[Listed records]

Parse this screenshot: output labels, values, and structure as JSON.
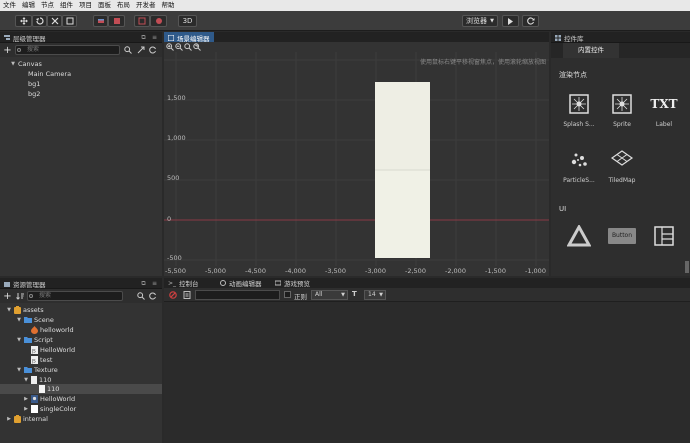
{
  "menu": [
    "文件",
    "编辑",
    "节点",
    "组件",
    "项目",
    "面板",
    "布局",
    "开发者",
    "帮助"
  ],
  "toolbar": {
    "btn_3d": "3D",
    "browser_select": "浏览器"
  },
  "hierarchy": {
    "tab": "层级管理器",
    "search_placeholder": "搜索",
    "nodes": [
      "Canvas",
      "Main Camera",
      "bg1",
      "bg2"
    ]
  },
  "scene": {
    "tab": "场景编辑器",
    "hint": "使用鼠标右键平移视窗焦点，使用滚轮缩放视图",
    "y_labels": [
      "1,500",
      "1,000",
      "500",
      "0",
      "-500"
    ],
    "x_labels": [
      "-5,500",
      "-5,000",
      "-4,500",
      "-4,000",
      "-3,500",
      "-3,000",
      "-2,500",
      "-2,000",
      "-1,500",
      "-1,000"
    ]
  },
  "library": {
    "tab": "控件库",
    "subtab": "内置控件",
    "section_render": "渲染节点",
    "items_row1": [
      "Splash S...",
      "Sprite",
      "Label"
    ],
    "label_icon_text": "TXT",
    "items_row2": [
      "ParticleS...",
      "TiledMap"
    ],
    "section_ui": "UI",
    "button_icon_text": "Button"
  },
  "assets": {
    "tab": "资源管理器",
    "search_placeholder": "搜索",
    "tree": [
      "assets",
      "Scene",
      "helloworld",
      "Script",
      "HelloWorld",
      "test",
      "Texture",
      "110",
      "110",
      "HelloWorld",
      "singleColor",
      "internal"
    ]
  },
  "bottom_tabs": [
    "控制台",
    "动画编辑器",
    "游戏预览"
  ],
  "console": {
    "regex_label": "正则",
    "filter_value": "All",
    "font_size_value": "14"
  },
  "colors": {
    "accent": "#2f5a8a",
    "grid": "#3d3d3d",
    "x_axis": "#8a3a45",
    "folder": "#4a90d9",
    "assets_root": "#e0a030"
  }
}
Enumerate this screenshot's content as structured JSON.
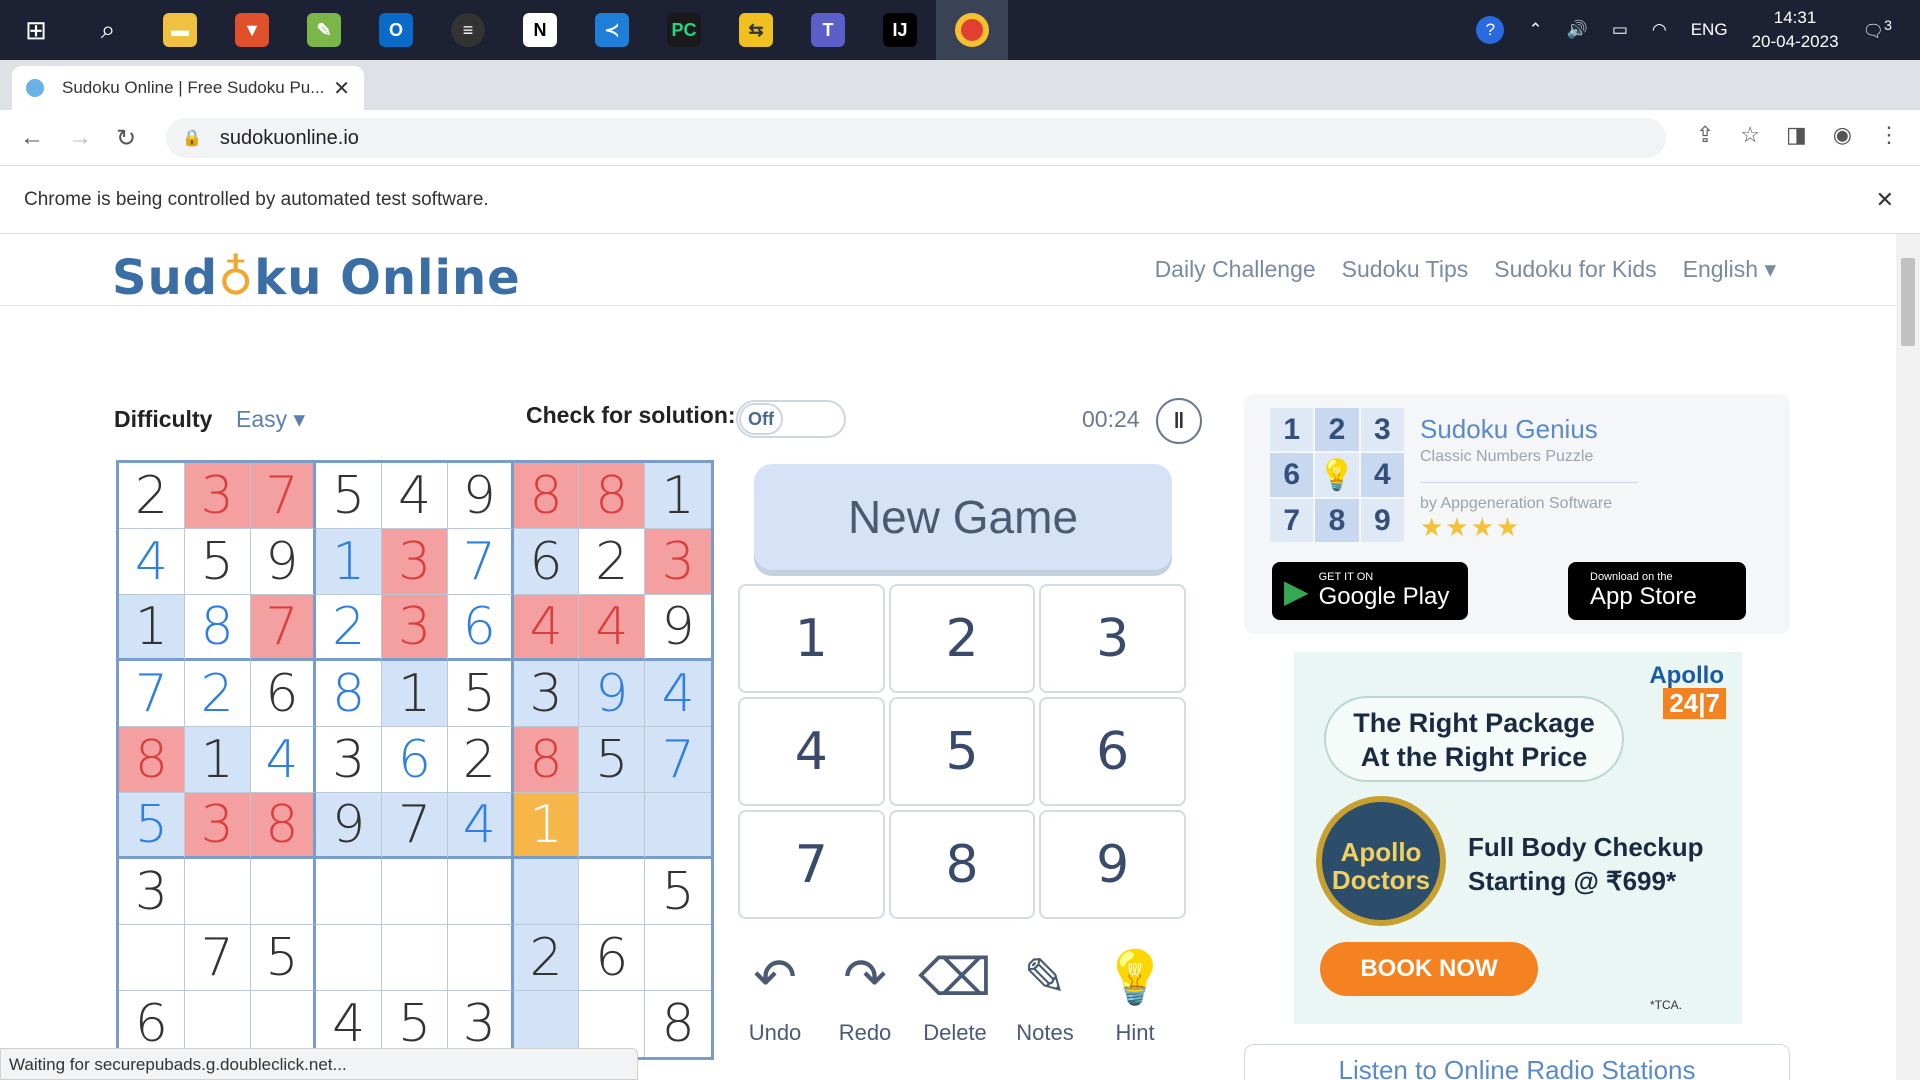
{
  "taskbar": {
    "apps": [
      "windows-icon",
      "search-icon",
      "file-explorer-icon",
      "brave-icon",
      "notepadpp-icon",
      "outlook-icon",
      "media-icon",
      "notion-icon",
      "vscode-icon",
      "pycharm-icon",
      "git-icon",
      "teams-icon",
      "intellij-icon",
      "chrome-icon"
    ],
    "lang": "ENG",
    "time": "14:31",
    "date": "20-04-2023",
    "notif_count": "3"
  },
  "browser": {
    "tab_title": "Sudoku Online | Free Sudoku Pu...",
    "url": "sudokuonline.io",
    "info_message": "Chrome is being controlled by automated test software.",
    "status_text": "Waiting for securepubads.g.doubleclick.net..."
  },
  "site": {
    "logo_left": "Sud",
    "logo_right": "ku Online",
    "nav": [
      "Daily Challenge",
      "Sudoku Tips",
      "Sudoku for Kids",
      "English ▾"
    ]
  },
  "game": {
    "difficulty_label": "Difficulty",
    "difficulty_value": "Easy ▾",
    "check_label": "Check for solution:",
    "toggle_state": "Off",
    "timer": "00:24",
    "new_game": "New Game",
    "numpad": [
      "1",
      "2",
      "3",
      "4",
      "5",
      "6",
      "7",
      "8",
      "9"
    ],
    "tools": [
      {
        "label": "Undo",
        "icon": "undo-icon",
        "glyph": "↶"
      },
      {
        "label": "Redo",
        "icon": "redo-icon",
        "glyph": "↷"
      },
      {
        "label": "Delete",
        "icon": "eraser-icon",
        "glyph": "⌫"
      },
      {
        "label": "Notes",
        "icon": "pencil-icon",
        "glyph": "✎"
      },
      {
        "label": "Hint",
        "icon": "lightbulb-icon",
        "glyph": "💡"
      }
    ],
    "grid": [
      [
        [
          "2",
          "g"
        ],
        [
          "3",
          "e"
        ],
        [
          "7",
          "e"
        ],
        [
          "5",
          "g"
        ],
        [
          "4",
          "g"
        ],
        [
          "9",
          "g"
        ],
        [
          "8",
          "e"
        ],
        [
          "8",
          "e"
        ],
        [
          "1",
          "h"
        ]
      ],
      [
        [
          "4",
          "b"
        ],
        [
          "5",
          "g"
        ],
        [
          "9",
          "g"
        ],
        [
          "1",
          "bh"
        ],
        [
          "3",
          "e"
        ],
        [
          "7",
          "b"
        ],
        [
          "6",
          "h"
        ],
        [
          "2",
          "g"
        ],
        [
          "3",
          "e"
        ]
      ],
      [
        [
          "1",
          "h"
        ],
        [
          "8",
          "b"
        ],
        [
          "7",
          "e"
        ],
        [
          "2",
          "b"
        ],
        [
          "3",
          "e"
        ],
        [
          "6",
          "b"
        ],
        [
          "4",
          "e"
        ],
        [
          "4",
          "e"
        ],
        [
          "9",
          "g"
        ]
      ],
      [
        [
          "7",
          "b"
        ],
        [
          "2",
          "b"
        ],
        [
          "6",
          "g"
        ],
        [
          "8",
          "b"
        ],
        [
          "1",
          "h"
        ],
        [
          "5",
          "g"
        ],
        [
          "3",
          "h"
        ],
        [
          "9",
          "bh"
        ],
        [
          "4",
          "bh"
        ]
      ],
      [
        [
          "8",
          "e"
        ],
        [
          "1",
          "h"
        ],
        [
          "4",
          "b"
        ],
        [
          "3",
          "g"
        ],
        [
          "6",
          "b"
        ],
        [
          "2",
          "g"
        ],
        [
          "8",
          "e"
        ],
        [
          "5",
          "h"
        ],
        [
          "7",
          "bh"
        ]
      ],
      [
        [
          "5",
          "bh"
        ],
        [
          "3",
          "e"
        ],
        [
          "8",
          "e"
        ],
        [
          "9",
          "h"
        ],
        [
          "7",
          "h"
        ],
        [
          "4",
          "bh"
        ],
        [
          "1",
          "s"
        ],
        [
          "",
          "h"
        ],
        [
          "",
          "h"
        ]
      ],
      [
        [
          "3",
          "g"
        ],
        [
          "",
          ""
        ],
        [
          "",
          ""
        ],
        [
          "",
          ""
        ],
        [
          "",
          ""
        ],
        [
          "",
          ""
        ],
        [
          "",
          "h"
        ],
        [
          "",
          ""
        ],
        [
          "5",
          "g"
        ]
      ],
      [
        [
          "",
          ""
        ],
        [
          "7",
          "g"
        ],
        [
          "5",
          "g"
        ],
        [
          "",
          ""
        ],
        [
          "",
          ""
        ],
        [
          "",
          ""
        ],
        [
          "2",
          "h"
        ],
        [
          "6",
          "g"
        ],
        [
          "",
          ""
        ]
      ],
      [
        [
          "6",
          "g"
        ],
        [
          "",
          ""
        ],
        [
          "",
          ""
        ],
        [
          "4",
          "g"
        ],
        [
          "5",
          "g"
        ],
        [
          "3",
          "g"
        ],
        [
          "",
          "h"
        ],
        [
          "",
          ""
        ],
        [
          "8",
          "g"
        ]
      ]
    ]
  },
  "promo": {
    "grid": [
      "1",
      "2",
      "3",
      "6",
      "💡",
      "4",
      "7",
      "8",
      "9"
    ],
    "app_name": "Sudoku Genius",
    "app_sub": "Classic Numbers Puzzle",
    "app_by": "by Appgeneration Software",
    "stars": "★★★★",
    "google_small": "GET IT ON",
    "google_large": "Google Play",
    "apple_small": "Download on the",
    "apple_large": "App Store"
  },
  "ad": {
    "brand": "Apollo",
    "brand_tag": "24|7",
    "headline_1": "The Right Package",
    "headline_2": "At the Right Price",
    "badge_1": "Apollo",
    "badge_2": "Doctors",
    "offer_1": "Full Body Checkup",
    "offer_2": "Starting @ ₹699*",
    "cta": "BOOK NOW",
    "fine_print": "*TCA."
  },
  "radio": "Listen to Online Radio Stations"
}
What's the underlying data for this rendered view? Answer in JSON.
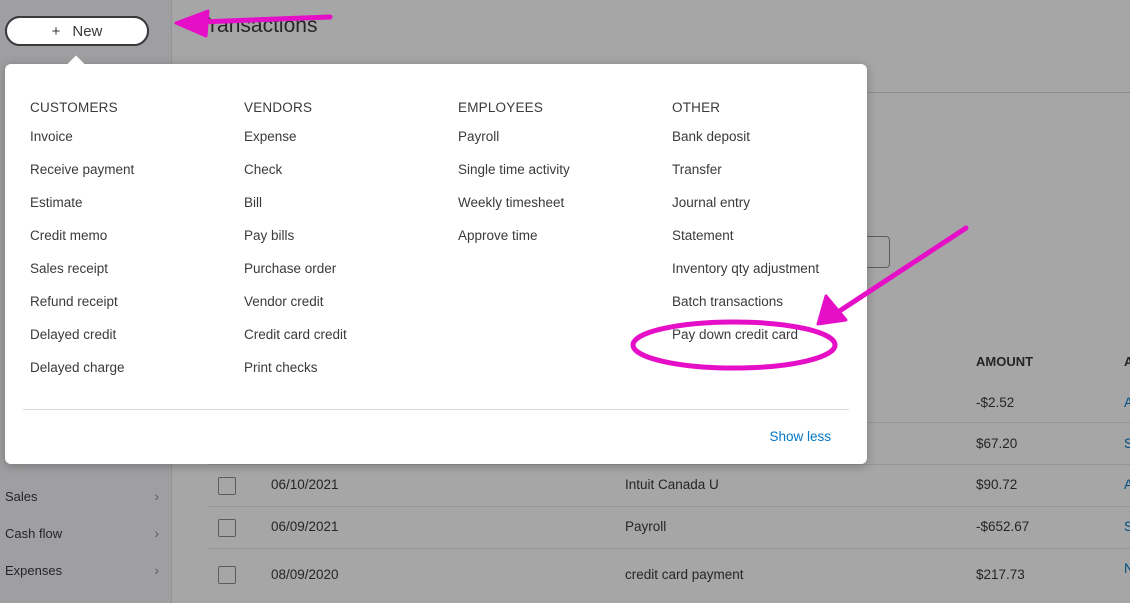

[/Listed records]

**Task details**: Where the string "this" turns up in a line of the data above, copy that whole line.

**Task response**:
Parse this screenshot: output labels, values, and structure as JSON.
Enumerate this screenshot's content as structured JSON.
What's the underlying data for this rendered view? Answer in JSON.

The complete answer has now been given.